Researchers like Columbia University's Dieter Egli are continuing their investigations into whether CRISPR could be applied to edit human embryos, even as debate from He Jiankui's November announcement of the birth of gene-edited twin girls rages on, NPR reports.

NPR adds that Egli is focusing on basic research and is not letting the embryos he is editing develop past a day old. "Right now we are not trying to make babies. None of these cells will go into the womb of a person," Egli tells NPR. In particular, he is investigating whether a gene mutation leading to retinitis pigmentosa, a form of inherited blindness, can be fixed.

Still, NPR notes that Egli's work is not without controversy, especially following He's announcement. "This is really disturbing," says Fyodor Urnov, associate director of the Altius Institute for Biomedical Sciences, tells NPR. "As we've learned from the events in China, it is no longer a hypothetical that somebody will just go ahead and go rogue and do something dangerous, reckless, unethical."

Urnov and others tells NPR there should be a moratorium on editing human embryos as the field works out how to prevent rogue actors.
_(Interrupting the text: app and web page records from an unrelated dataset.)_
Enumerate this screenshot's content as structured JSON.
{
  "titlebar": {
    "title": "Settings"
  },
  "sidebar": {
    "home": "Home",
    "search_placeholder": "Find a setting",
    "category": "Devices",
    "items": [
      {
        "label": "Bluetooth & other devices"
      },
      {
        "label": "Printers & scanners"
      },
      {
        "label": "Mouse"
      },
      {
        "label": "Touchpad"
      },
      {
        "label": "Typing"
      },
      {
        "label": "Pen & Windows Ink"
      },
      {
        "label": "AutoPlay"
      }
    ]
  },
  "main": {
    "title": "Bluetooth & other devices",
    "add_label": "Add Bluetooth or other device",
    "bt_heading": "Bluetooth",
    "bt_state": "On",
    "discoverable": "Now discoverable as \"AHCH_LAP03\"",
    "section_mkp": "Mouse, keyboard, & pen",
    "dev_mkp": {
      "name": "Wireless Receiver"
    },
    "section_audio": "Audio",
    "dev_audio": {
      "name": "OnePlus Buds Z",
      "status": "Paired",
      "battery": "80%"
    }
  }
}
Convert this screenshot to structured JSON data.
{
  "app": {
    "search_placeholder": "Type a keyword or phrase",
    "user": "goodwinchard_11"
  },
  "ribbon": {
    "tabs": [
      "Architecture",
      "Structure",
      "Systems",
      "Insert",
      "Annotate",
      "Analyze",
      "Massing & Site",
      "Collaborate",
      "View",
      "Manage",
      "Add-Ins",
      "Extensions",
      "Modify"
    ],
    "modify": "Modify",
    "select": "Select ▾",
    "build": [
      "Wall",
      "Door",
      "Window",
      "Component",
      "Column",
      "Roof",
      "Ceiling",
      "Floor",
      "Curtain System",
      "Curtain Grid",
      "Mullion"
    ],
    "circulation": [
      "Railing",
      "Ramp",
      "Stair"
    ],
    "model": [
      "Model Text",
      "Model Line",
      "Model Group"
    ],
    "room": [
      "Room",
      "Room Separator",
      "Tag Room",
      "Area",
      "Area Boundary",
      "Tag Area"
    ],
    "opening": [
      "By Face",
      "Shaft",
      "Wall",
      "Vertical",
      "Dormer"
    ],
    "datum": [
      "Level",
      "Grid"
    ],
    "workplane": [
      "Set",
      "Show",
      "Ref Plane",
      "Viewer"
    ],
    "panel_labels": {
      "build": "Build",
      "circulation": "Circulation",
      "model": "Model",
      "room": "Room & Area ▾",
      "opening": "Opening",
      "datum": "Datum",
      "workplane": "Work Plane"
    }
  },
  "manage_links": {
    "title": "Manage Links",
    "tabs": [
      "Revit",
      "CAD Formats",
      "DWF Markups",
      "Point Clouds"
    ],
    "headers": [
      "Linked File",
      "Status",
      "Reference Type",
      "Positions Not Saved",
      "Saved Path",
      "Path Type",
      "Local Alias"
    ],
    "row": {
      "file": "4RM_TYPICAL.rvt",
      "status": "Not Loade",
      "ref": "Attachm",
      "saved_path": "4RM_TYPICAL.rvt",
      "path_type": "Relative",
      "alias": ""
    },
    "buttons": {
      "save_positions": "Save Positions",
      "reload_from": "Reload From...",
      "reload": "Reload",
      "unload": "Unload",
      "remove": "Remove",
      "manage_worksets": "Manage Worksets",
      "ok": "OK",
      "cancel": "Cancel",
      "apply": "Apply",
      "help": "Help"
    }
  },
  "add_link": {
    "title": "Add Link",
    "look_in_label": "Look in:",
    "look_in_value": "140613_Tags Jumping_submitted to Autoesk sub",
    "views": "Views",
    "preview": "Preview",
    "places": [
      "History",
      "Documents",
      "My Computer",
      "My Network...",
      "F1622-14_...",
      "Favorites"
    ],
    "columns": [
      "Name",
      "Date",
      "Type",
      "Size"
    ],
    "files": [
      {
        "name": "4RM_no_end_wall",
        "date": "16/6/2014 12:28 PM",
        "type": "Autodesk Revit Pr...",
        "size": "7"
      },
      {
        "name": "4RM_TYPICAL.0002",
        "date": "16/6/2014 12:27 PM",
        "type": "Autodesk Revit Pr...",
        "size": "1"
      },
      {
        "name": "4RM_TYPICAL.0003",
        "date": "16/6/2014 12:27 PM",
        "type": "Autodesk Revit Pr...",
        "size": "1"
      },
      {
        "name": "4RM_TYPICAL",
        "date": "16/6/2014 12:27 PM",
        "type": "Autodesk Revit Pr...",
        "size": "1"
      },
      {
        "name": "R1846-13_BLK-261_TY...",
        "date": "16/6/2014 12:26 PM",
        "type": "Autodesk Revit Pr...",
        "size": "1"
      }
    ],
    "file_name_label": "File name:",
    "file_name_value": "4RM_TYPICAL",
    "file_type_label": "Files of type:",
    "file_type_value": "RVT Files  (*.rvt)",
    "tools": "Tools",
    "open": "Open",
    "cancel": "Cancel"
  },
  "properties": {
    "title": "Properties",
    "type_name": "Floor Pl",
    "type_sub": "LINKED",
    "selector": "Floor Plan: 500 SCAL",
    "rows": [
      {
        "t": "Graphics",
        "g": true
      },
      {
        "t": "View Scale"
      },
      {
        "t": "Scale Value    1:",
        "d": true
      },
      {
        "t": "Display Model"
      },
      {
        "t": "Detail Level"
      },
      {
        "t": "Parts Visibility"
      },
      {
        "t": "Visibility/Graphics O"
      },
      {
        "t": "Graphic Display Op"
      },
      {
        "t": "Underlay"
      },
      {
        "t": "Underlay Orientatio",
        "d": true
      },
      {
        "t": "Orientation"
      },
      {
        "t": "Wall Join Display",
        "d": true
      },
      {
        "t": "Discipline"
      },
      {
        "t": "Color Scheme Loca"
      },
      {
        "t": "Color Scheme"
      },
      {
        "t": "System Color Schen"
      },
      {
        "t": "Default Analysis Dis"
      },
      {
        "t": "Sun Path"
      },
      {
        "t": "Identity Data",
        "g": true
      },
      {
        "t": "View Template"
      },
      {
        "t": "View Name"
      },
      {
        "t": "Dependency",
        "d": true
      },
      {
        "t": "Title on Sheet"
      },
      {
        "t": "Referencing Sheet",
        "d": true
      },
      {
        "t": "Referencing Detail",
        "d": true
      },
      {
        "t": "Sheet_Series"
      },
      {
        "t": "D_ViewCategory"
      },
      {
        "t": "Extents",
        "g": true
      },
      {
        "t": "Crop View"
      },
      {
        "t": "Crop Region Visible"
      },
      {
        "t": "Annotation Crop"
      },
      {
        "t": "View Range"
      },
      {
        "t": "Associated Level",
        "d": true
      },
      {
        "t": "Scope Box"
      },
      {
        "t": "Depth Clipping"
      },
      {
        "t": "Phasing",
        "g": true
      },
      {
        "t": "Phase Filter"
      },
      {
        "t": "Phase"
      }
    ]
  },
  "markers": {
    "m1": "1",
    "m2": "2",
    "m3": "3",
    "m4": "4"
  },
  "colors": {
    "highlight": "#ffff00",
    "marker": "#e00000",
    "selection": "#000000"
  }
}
However, others argue basic research is needed, with appropriate regulations.

In December, the US National Academy of Medicine's Victor Dzau, the US National Academy of Sciences' Marcia McNutt, and the Chinese Academy of Sciences' Chunli Bai called on the research community to develop criteria and standards for germline editing, while the World Health Organization announced it would be setting up an expert panel to discuss the ethical and safety issues of gene editing.